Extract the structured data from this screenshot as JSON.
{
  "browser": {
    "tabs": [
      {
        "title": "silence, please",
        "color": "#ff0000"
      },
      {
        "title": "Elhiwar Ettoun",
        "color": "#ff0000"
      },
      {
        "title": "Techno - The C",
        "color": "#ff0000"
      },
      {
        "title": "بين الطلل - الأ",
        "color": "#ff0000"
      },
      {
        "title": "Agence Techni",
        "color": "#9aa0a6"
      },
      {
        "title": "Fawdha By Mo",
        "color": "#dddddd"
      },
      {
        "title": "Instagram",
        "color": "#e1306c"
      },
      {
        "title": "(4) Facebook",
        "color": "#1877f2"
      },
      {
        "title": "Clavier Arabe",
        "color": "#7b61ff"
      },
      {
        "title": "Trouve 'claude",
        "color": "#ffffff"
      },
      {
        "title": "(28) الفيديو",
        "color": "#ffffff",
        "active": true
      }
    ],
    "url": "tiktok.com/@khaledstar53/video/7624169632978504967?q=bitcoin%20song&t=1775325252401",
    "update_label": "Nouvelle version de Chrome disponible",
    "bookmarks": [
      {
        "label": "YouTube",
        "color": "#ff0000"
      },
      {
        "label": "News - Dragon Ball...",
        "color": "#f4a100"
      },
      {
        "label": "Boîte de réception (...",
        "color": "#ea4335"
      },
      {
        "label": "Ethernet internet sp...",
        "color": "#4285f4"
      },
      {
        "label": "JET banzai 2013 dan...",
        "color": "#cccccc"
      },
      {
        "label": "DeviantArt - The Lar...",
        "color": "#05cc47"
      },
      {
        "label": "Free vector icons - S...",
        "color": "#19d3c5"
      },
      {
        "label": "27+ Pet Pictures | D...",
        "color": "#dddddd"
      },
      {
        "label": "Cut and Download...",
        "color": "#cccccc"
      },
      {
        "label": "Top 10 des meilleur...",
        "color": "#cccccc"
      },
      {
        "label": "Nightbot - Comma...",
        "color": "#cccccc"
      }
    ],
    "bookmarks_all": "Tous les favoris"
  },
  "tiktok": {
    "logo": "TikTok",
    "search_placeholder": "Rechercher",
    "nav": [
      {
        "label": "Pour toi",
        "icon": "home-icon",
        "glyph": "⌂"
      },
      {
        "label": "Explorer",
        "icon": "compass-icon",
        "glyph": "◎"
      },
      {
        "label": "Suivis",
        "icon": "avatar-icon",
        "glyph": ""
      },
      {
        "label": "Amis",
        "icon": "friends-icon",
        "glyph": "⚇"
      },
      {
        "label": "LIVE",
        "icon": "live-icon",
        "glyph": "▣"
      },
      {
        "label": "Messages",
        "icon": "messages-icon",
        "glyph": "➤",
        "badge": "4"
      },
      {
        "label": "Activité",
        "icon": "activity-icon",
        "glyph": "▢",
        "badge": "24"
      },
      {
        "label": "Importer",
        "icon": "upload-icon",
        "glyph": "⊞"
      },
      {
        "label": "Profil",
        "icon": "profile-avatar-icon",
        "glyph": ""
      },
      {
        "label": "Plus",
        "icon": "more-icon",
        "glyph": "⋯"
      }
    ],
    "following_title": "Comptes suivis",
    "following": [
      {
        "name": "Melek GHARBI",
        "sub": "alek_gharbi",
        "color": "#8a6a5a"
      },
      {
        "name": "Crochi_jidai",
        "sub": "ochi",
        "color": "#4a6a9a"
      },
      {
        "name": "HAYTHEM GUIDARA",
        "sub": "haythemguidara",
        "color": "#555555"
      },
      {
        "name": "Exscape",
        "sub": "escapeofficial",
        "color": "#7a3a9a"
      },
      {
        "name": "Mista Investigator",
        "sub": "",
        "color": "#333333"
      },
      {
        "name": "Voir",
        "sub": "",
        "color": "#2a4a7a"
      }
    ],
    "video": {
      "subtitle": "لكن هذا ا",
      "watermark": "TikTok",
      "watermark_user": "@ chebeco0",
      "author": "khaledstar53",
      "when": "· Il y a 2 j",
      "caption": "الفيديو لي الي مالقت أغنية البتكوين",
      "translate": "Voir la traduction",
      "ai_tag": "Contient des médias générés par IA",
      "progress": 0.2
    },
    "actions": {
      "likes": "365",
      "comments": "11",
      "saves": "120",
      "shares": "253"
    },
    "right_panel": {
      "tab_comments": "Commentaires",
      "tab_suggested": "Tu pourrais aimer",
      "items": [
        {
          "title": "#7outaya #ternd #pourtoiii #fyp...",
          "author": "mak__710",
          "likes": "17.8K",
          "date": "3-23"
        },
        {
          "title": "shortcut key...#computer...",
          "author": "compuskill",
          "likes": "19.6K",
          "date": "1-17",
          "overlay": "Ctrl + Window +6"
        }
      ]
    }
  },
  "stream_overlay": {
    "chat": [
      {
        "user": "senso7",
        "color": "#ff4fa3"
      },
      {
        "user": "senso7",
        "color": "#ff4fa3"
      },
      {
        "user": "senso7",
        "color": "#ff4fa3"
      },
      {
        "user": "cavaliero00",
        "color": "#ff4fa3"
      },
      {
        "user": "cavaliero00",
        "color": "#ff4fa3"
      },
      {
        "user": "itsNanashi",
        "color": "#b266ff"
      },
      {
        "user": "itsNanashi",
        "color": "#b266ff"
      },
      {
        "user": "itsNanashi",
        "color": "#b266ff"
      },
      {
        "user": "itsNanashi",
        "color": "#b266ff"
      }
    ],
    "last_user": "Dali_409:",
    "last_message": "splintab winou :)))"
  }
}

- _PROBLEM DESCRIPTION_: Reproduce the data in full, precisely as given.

- _WRITTEN RESPONSE_:
Extract the structured data from this screenshot as JSON.
{
  "browser": {
    "tabs": [
      {
        "title": "silence, please",
        "color": "#ff0000"
      },
      {
        "title": "Elhiwar Ettoun",
        "color": "#ff0000"
      },
      {
        "title": "Techno - The C",
        "color": "#ff0000"
      },
      {
        "title": "بين الطلل - الأ",
        "color": "#ff0000"
      },
      {
        "title": "Agence Techni",
        "color": "#9aa0a6"
      },
      {
        "title": "Fawdha By Mo",
        "color": "#dddddd"
      },
      {
        "title": "Instagram",
        "color": "#e1306c"
      },
      {
        "title": "(4) Facebook",
        "color": "#1877f2"
      },
      {
        "title": "Clavier Arabe",
        "color": "#7b61ff"
      },
      {
        "title": "Trouve 'claude",
        "color": "#ffffff"
      },
      {
        "title": "(28) الفيديو",
        "color": "#ffffff",
        "active": true
      }
    ],
    "url": "tiktok.com/@khaledstar53/video/7624169632978504967?q=bitcoin%20song&t=1775325252401",
    "update_label": "Nouvelle version de Chrome disponible",
    "bookmarks": [
      {
        "label": "YouTube",
        "color": "#ff0000"
      },
      {
        "label": "News - Dragon Ball...",
        "color": "#f4a100"
      },
      {
        "label": "Boîte de réception (...",
        "color": "#ea4335"
      },
      {
        "label": "Ethernet internet sp...",
        "color": "#4285f4"
      },
      {
        "label": "JET banzai 2013 dan...",
        "color": "#cccccc"
      },
      {
        "label": "DeviantArt - The Lar...",
        "color": "#05cc47"
      },
      {
        "label": "Free vector icons - S...",
        "color": "#19d3c5"
      },
      {
        "label": "27+ Pet Pictures | D...",
        "color": "#dddddd"
      },
      {
        "label": "Cut and Download...",
        "color": "#cccccc"
      },
      {
        "label": "Top 10 des meilleur...",
        "color": "#cccccc"
      },
      {
        "label": "Nightbot - Comma...",
        "color": "#cccccc"
      }
    ],
    "bookmarks_all": "Tous les favoris"
  },
  "tiktok": {
    "logo": "TikTok",
    "search_placeholder": "Rechercher",
    "nav": [
      {
        "label": "Pour toi",
        "icon": "home-icon",
        "glyph": "⌂"
      },
      {
        "label": "Explorer",
        "icon": "compass-icon",
        "glyph": "◎"
      },
      {
        "label": "Suivis",
        "icon": "avatar-icon",
        "glyph": ""
      },
      {
        "label": "Amis",
        "icon": "friends-icon",
        "glyph": "⚇"
      },
      {
        "label": "LIVE",
        "icon": "live-icon",
        "glyph": "▣"
      },
      {
        "label": "Messages",
        "icon": "messages-icon",
        "glyph": "➤",
        "badge": "4"
      },
      {
        "label": "Activité",
        "icon": "activity-icon",
        "glyph": "▢",
        "badge": "24"
      },
      {
        "label": "Importer",
        "icon": "upload-icon",
        "glyph": "⊞"
      },
      {
        "label": "Profil",
        "icon": "profile-avatar-icon",
        "glyph": ""
      },
      {
        "label": "Plus",
        "icon": "more-icon",
        "glyph": "⋯"
      }
    ],
    "following_title": "Comptes suivis",
    "following": [
      {
        "name": "Melek GHARBI",
        "sub": "alek_gharbi",
        "color": "#8a6a5a"
      },
      {
        "name": "Crochi_jidai",
        "sub": "ochi",
        "color": "#4a6a9a"
      },
      {
        "name": "HAYTHEM GUIDARA",
        "sub": "haythemguidara",
        "color": "#555555"
      },
      {
        "name": "Exscape",
        "sub": "escapeofficial",
        "color": "#7a3a9a"
      },
      {
        "name": "Mista Investigator",
        "sub": "",
        "color": "#333333"
      },
      {
        "name": "Voir",
        "sub": "",
        "color": "#2a4a7a"
      }
    ],
    "video": {
      "subtitle": "لكن هذا ا",
      "watermark": "TikTok",
      "watermark_user": "@ chebeco0",
      "author": "khaledstar53",
      "when": "· Il y a 2 j",
      "caption": "الفيديو لي الي مالقت أغنية البتكوين",
      "translate": "Voir la traduction",
      "ai_tag": "Contient des médias générés par IA",
      "progress": 0.2
    },
    "actions": {
      "likes": "365",
      "comments": "11",
      "saves": "120",
      "shares": "253"
    },
    "right_panel": {
      "tab_comments": "Commentaires",
      "tab_suggested": "Tu pourrais aimer",
      "items": [
        {
          "title": "#7outaya #ternd #pourtoiii #fyp...",
          "author": "mak__710",
          "likes": "17.8K",
          "date": "3-23"
        },
        {
          "title": "shortcut key...#computer...",
          "author": "compuskill",
          "likes": "19.6K",
          "date": "1-17",
          "overlay": "Ctrl + Window +6"
        }
      ]
    }
  },
  "stream_overlay": {
    "chat": [
      {
        "user": "senso7",
        "color": "#ff4fa3"
      },
      {
        "user": "senso7",
        "color": "#ff4fa3"
      },
      {
        "user": "senso7",
        "color": "#ff4fa3"
      },
      {
        "user": "cavaliero00",
        "color": "#ff4fa3"
      },
      {
        "user": "cavaliero00",
        "color": "#ff4fa3"
      },
      {
        "user": "itsNanashi",
        "color": "#b266ff"
      },
      {
        "user": "itsNanashi",
        "color": "#b266ff"
      },
      {
        "user": "itsNanashi",
        "color": "#b266ff"
      },
      {
        "user": "itsNanashi",
        "color": "#b266ff"
      }
    ],
    "last_user": "Dali_409:",
    "last_message": "splintab winou :)))"
  }
}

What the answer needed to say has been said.